Impacted by COVID-19 lockdown measures, about 870,000 Thais were jobless during the third quarter of this year, a record high, with college and university graduates accounting for 3.63%. Meanwhile, household debt increased 5% over the same period, compared to the second quarter.
Secretary-General of the National Economic and Social Development Council (NESDC) Danucha Pichayanan said today (Monday) that the overall labour market was hard hit by lockdown restrictions during the third quarter, resulting in the highest number of unemployed in a single quarter since the pandemic struck early last year.

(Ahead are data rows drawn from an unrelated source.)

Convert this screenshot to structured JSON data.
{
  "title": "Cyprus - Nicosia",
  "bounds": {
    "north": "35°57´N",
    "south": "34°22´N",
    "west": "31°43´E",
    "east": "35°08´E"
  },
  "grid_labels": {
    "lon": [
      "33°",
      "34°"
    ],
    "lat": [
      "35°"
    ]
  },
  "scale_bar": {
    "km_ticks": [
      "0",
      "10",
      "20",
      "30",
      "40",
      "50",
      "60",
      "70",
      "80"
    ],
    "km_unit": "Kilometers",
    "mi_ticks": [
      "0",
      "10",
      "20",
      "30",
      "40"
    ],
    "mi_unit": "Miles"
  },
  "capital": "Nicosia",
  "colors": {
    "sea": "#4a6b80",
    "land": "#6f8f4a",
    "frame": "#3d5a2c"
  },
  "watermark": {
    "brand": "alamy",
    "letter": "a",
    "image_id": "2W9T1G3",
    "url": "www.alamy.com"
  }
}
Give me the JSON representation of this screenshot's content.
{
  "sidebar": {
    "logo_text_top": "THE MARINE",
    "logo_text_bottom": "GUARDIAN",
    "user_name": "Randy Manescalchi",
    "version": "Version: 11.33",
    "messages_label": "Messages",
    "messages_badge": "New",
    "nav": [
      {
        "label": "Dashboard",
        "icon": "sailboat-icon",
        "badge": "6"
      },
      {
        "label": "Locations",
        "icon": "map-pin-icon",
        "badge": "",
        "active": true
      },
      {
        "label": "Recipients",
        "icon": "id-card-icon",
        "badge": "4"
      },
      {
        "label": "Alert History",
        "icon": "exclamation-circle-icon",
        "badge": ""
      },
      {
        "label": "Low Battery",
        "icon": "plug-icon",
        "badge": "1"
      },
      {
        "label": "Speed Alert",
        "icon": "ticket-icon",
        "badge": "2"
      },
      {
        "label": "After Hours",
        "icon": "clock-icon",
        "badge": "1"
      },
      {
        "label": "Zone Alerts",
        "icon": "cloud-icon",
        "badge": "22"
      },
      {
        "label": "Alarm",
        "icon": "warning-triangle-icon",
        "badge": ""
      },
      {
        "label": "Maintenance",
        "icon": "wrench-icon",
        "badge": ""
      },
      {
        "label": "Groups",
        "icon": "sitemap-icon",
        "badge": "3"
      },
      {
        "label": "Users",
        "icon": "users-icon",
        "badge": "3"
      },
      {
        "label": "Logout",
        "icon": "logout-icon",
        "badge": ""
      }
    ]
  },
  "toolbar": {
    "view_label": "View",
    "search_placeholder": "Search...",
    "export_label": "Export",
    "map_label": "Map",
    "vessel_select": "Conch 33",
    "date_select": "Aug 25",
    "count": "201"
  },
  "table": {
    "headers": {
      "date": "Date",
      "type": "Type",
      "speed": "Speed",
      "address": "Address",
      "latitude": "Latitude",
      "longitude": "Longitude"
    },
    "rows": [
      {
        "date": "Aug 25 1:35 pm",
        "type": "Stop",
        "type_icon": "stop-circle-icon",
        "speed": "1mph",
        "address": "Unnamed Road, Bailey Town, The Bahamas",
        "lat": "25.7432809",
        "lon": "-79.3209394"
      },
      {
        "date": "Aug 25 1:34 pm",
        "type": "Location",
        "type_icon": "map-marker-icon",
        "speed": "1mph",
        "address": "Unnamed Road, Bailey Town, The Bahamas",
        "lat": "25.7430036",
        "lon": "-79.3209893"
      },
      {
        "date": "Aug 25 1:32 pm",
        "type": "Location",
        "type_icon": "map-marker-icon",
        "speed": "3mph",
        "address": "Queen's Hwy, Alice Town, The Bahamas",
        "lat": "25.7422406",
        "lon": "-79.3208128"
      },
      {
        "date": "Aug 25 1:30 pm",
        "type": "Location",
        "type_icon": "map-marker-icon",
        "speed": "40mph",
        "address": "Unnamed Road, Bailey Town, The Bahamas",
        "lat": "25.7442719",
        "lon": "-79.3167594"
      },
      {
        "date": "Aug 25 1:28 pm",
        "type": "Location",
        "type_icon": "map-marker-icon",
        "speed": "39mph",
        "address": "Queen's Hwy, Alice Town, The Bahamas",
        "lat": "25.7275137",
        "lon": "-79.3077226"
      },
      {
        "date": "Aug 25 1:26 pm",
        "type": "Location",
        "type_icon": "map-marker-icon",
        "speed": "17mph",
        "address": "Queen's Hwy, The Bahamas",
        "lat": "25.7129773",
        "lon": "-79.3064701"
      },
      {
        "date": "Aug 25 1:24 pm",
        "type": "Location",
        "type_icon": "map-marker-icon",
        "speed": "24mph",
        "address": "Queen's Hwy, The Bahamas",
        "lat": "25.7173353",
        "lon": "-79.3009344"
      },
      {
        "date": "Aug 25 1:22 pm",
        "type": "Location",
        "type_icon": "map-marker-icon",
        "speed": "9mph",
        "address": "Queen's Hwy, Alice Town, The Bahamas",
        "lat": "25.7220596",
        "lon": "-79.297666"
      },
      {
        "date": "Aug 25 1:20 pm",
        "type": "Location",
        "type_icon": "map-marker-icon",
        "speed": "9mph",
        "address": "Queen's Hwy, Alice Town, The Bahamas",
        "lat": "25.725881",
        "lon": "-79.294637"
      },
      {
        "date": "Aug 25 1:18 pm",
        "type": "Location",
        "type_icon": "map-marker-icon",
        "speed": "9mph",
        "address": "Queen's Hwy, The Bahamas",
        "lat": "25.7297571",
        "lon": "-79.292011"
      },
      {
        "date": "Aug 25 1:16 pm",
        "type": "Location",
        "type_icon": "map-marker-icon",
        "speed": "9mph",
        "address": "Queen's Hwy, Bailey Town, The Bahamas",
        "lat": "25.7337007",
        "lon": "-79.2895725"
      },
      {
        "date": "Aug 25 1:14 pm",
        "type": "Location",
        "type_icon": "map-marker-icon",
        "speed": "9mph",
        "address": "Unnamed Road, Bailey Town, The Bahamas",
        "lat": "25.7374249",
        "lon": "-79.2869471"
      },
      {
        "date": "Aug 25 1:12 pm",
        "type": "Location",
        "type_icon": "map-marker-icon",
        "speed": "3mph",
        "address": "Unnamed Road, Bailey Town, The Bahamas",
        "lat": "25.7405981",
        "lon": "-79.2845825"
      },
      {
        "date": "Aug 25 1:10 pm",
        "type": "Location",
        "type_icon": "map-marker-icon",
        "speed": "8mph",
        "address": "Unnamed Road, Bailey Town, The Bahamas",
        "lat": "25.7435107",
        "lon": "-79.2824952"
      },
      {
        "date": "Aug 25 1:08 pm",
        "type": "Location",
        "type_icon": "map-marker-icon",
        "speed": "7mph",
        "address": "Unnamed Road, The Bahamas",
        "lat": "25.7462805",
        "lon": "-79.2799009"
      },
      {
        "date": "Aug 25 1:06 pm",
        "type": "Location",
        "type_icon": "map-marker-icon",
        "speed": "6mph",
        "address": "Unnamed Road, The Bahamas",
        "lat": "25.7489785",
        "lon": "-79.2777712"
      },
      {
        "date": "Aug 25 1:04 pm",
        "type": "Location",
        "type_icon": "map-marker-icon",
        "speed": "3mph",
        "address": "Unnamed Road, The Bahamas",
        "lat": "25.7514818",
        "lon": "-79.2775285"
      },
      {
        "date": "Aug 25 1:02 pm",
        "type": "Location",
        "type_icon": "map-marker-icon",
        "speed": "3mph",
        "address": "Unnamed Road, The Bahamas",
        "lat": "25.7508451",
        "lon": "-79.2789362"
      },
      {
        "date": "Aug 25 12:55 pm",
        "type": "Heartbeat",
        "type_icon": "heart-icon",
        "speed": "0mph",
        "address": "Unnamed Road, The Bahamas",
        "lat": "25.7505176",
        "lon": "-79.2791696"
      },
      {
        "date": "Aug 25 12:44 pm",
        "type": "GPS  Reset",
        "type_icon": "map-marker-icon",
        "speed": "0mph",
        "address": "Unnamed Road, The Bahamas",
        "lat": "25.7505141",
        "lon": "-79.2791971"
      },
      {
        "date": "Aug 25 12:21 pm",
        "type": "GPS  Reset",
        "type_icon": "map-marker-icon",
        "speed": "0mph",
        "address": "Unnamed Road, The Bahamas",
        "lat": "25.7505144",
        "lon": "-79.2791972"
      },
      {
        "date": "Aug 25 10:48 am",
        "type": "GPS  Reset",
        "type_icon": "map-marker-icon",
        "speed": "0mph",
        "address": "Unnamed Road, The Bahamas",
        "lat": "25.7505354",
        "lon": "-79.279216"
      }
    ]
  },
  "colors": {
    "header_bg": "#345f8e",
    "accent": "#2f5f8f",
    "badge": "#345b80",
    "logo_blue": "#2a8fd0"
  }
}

A total of 37.7 million people were in employment during the third quarter, down 0.6% from the same period last year, but employment in the farm sector increased by 1% to 12.7 million, as the third quarter coincided with the rice cultivation season.
Employment in the non-farm sector fell 1.3%, with employment in the construction and hospitality sector falling 7.3% and 9.3% respectively.
Danucha attributed the declining employment rate in these two sectors to lockdown restrictions on worker dormitory facilities and eateries.
He noted, however, that employment increased in the production, retailing, and transport sectors, logging 2.1%, 0.2%, and 4.6% increases respectively, adding that increased employment was reported in the food and drinks, automobile, electrical appliance and medical instrument segments of the production sector.
The average working hours in the private sector during the third quarter were 43.9 per week, down from 44 hours during the same period last year. The number of part-time unemployed was about 900,000, an increase of 470,000 from the same period last year.
The unemployed population represented 2.25% of the entire workforce. 3.6% were vocational graduates. Danucha said that there is a tendency for this group of vocational graduates to remain unemployed for a longer period, due to the slow economic discovery and their lack of work experience.
Of all unemployed, the 15-19-year-old age group accounts for 9.7%, followed by 8.35% among 20-24-year-olds. This is a clear indication that entrepreneurs could not afford to bear the financial burden of slowing layoffs of some of their employees.
Regarding household debt, Danucha said it continued to increase, to 14.27 trillion baht, during the second quarter of the year. This is a rise of 5% from the first quarter, which recorded a 4.7% increase over the first quarter of this year.
Household debt in the second quarter was 89.3% of gross domestic product (GDP), compared to 90.6% in the preceding quarter.
One area worth monitoring is non-performing loans (NPLs), from credit card debt, which accounts for 2.92% of total credit card debt. Credit card credits, against other credits, have increased for two quarters in a row, 3.04% and 3.51% for the first and second quarters respectively.
One-third of NPLs are from credit card holders who are over 35 years of age.
Source: Thai PBS World